“If you used to go to office at 6 p.m., there was nobody there. You come to office at 10 p.m. now, it’s buzzing,” he said. “People were afraid to take a chance. There was so much failure going on, they couldn’t see the light.”
That has not come without pain. The studio has been cut back to a lean 119 employees, after layoffs over the past two years cut 72 from the payroll.
Nonetheless, the studio has now attracted senior executive talent including former Miramax executive Donna Gigliotti, David Hutkin in strategic finance and Peter Lawson in acquisitions.
And the studio is now looking to hire a new marketing chief, a top publicity executive and a few others.
In some ways it seems that the Weinsteins have remembered what they once forgot – that they built Miramax into a success on a formula of low-cost, high-quality filmmaking.
While Weinstein has the authority to green-light up to $60 million movies, he has been playing it safer, keeping to budgets more in the $20-$40 million range.
If he can stick to that formula, perhaps he and his brother can recreate the success that was Miramax in the 1990s. It is clearly what they believe can be accomplished.
“I’m enjoying it,” said Weinstein. “It’s not about Disney or Miramax or all that. It’s about this time, this company, going straight ahead.
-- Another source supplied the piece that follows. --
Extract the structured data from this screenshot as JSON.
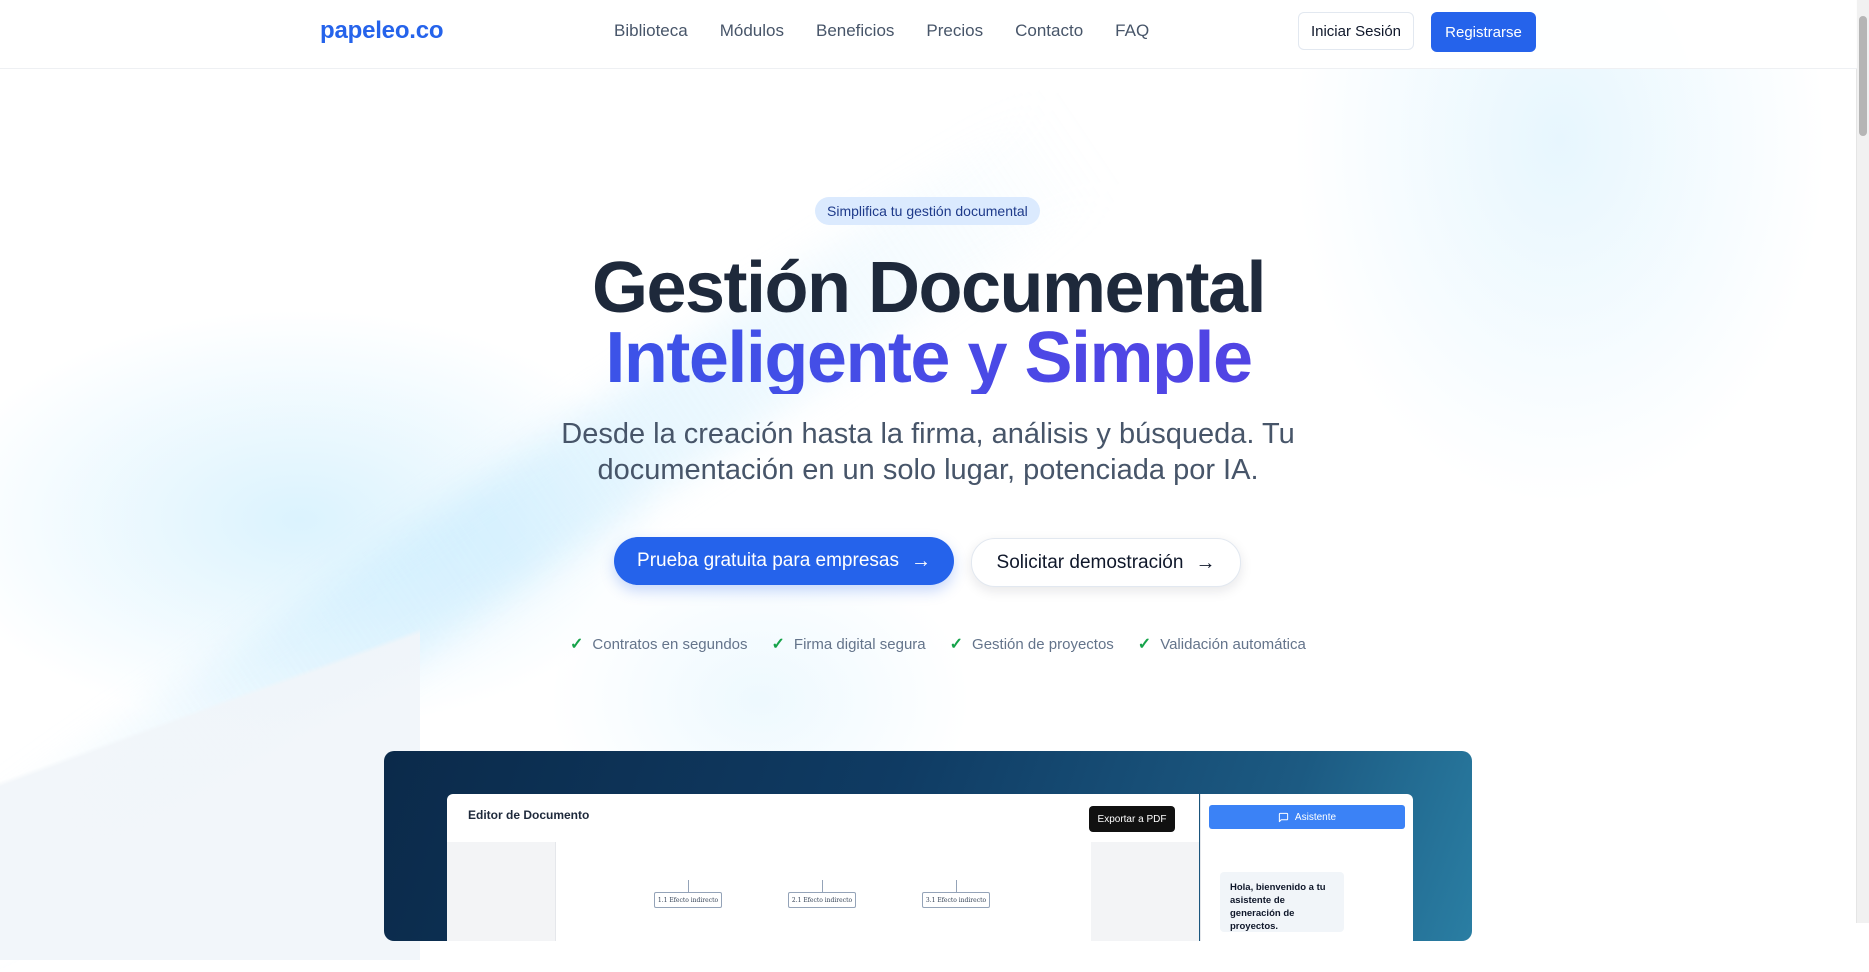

And feeling this is a good time to succeed, to rebuild the independent film sector that has collapsed."